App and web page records
--------------------

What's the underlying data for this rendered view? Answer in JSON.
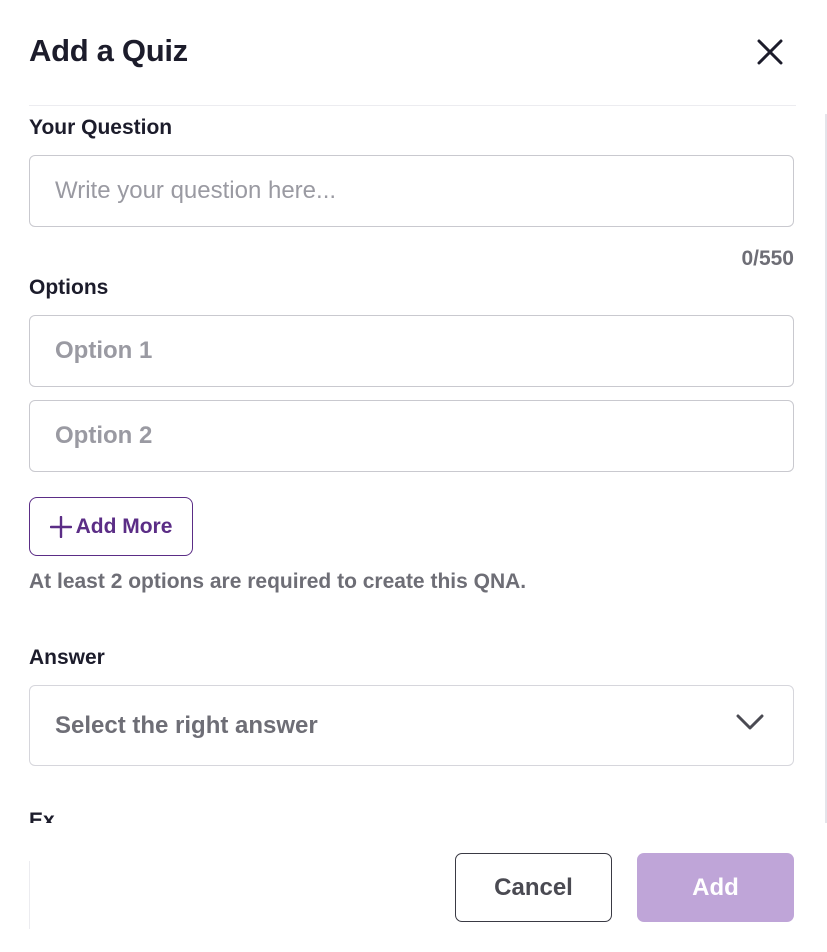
{
  "dialog": {
    "title": "Add a Quiz"
  },
  "question": {
    "label": "Your Question",
    "placeholder": "Write your question here...",
    "value": "",
    "counter": "0/550"
  },
  "options": {
    "label": "Options",
    "items": [
      {
        "placeholder": "Option 1",
        "value": ""
      },
      {
        "placeholder": "Option 2",
        "value": ""
      }
    ],
    "add_more_label": "Add More",
    "hint": "At least 2 options are required to create this QNA."
  },
  "answer": {
    "label": "Answer",
    "selected_text": "Select the right answer"
  },
  "next_section_label_partial": "Ex",
  "footer": {
    "cancel_label": "Cancel",
    "add_label": "Add"
  },
  "colors": {
    "accent": "#5b2d86",
    "add_button_disabled": "#bfa5d8",
    "muted_text": "#6e6e76",
    "placeholder": "#9a9aa2"
  },
  "icons": {
    "close": "close-icon",
    "add": "plus-icon",
    "dropdown": "chevron-down-icon"
  }
}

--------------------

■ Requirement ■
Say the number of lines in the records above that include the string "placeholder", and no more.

■ Written answer ■
4